- If Frazier is the second baseman to open the season, does that mean Kevin Kramer starts the year at Indianapolis? Smart money says yes, and this may be for the best. Kramer looked a bit overmatched in a small big league sample size in 2018.
- With Erik Gonzalez in tow, seemingly having caught Neal Huntington’s eye, the market for a shortstop upgrade becomes perilous. Gonzalez is out of options; Would that preclude Huntington from going after a Marwin Gonzalez type of free agent, simply because he would not have a spot for him? This would boil down to how high the front office is on E. Gonzalez.
- What about the 40-man roster? Who will be jettisoned to make room for “Lonnie Baseball”? While we wait for an official announcement on the signing, which should carry the corresponding 40-man decision, we can speculate!
Who is the odd man out on the #Pirates 40-man after the Chisenhall signing?— Jason Rollison (@jrollisonpgh) November 27, 2018

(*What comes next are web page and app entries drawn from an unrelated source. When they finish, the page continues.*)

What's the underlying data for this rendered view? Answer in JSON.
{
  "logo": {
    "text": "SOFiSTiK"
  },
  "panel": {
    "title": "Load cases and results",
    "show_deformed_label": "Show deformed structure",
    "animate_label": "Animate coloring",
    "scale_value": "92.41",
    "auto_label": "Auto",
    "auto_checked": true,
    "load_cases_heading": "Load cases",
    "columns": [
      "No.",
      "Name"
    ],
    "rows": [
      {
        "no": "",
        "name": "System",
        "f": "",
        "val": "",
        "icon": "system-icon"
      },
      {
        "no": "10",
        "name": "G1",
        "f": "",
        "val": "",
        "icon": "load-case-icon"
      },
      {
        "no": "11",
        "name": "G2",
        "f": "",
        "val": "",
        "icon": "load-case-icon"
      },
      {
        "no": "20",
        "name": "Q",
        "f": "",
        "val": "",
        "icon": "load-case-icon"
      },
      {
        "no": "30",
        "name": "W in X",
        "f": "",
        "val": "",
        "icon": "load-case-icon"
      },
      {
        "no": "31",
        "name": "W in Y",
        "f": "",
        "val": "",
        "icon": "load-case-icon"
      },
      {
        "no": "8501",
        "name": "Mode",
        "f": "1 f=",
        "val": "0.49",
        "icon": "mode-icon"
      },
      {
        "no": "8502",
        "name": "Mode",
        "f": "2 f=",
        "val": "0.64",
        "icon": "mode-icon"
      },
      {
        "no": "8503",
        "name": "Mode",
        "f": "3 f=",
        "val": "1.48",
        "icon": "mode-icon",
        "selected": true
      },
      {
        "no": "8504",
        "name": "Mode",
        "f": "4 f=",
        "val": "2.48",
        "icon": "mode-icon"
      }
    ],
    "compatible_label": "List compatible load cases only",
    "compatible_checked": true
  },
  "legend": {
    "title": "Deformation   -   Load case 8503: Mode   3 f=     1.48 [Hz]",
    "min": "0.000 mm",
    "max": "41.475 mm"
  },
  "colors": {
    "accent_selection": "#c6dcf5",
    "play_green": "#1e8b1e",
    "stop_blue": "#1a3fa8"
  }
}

At first glance, the two options that I have listed there appear to be obvious choices, yet some have correctly pointed out that Clay Holmes and Alex McRae represent starting pitching depth options, which are a little thin after Nick Kingham and Steven Brault. At least until Mitch Keller or JT Brubaker might be ready to debut, anyway. That leaves us with a plethora of prospects and fringe MLB types to choose from — Dario Agrazal? Jesus Liranzo? Dovydas Neverauskas or Jose Osuna? — and a dark horse candidate in Michael Feliz. All have legitimate claims to remaining on the 40.
UPDATE: Literally 3 minutes after I published this post, the Pirates announced the move and Alex McRae will be designated for assignment to make room for Chisenhall.
- Much like Kramer, the Chisenhall signing means one less avenue for Pablo Reyes to find his way to the 2019 Opening Day 25-man. Though he made a fantastic impression in his first 63 MLB plate appearances, Reyes could be in line for a “last one out” scenario. If the Pittsburgh Pirates carry three catchers as they have hinted they might and, again, Huntington is as high on Gonzalez as many believe, potentially casting him as the team’s starting shortstop, this leaves the first four on the bench consisting of Elias Diaz, Jung Ho Kang/Colin Moran, and Jacob Stallings The fifth and final spot on the bench could then come down to a decision between Reyes and Kevin Newman. Reyes has played a minimal amount of shortstop throughout his minor league career, though many feel he is best utilized elsewhere. Could he be ultimately squeezed out? More than likely, the Pirates will back off their three catcher mandate, rendering this a moot issue.
- Because of all of the above, are the Pittsburgh Pirates more or less done? Sure, a trade where the club gives up some pieces could help solve this dilemma. But as it stands now, the most logical moves for the team to make over the balance of the winter would be for a left-handed reliever and perhaps one last swing at the free agent shortstop market.
The team did well in acquiring Chisenhall. Despite a vocal minority, there is little not to like about the signing. But his presence will require some tricky roster maneuvering from Neal Huntington. Navigating those waters successfully could be the difference between a middling record and serious contention.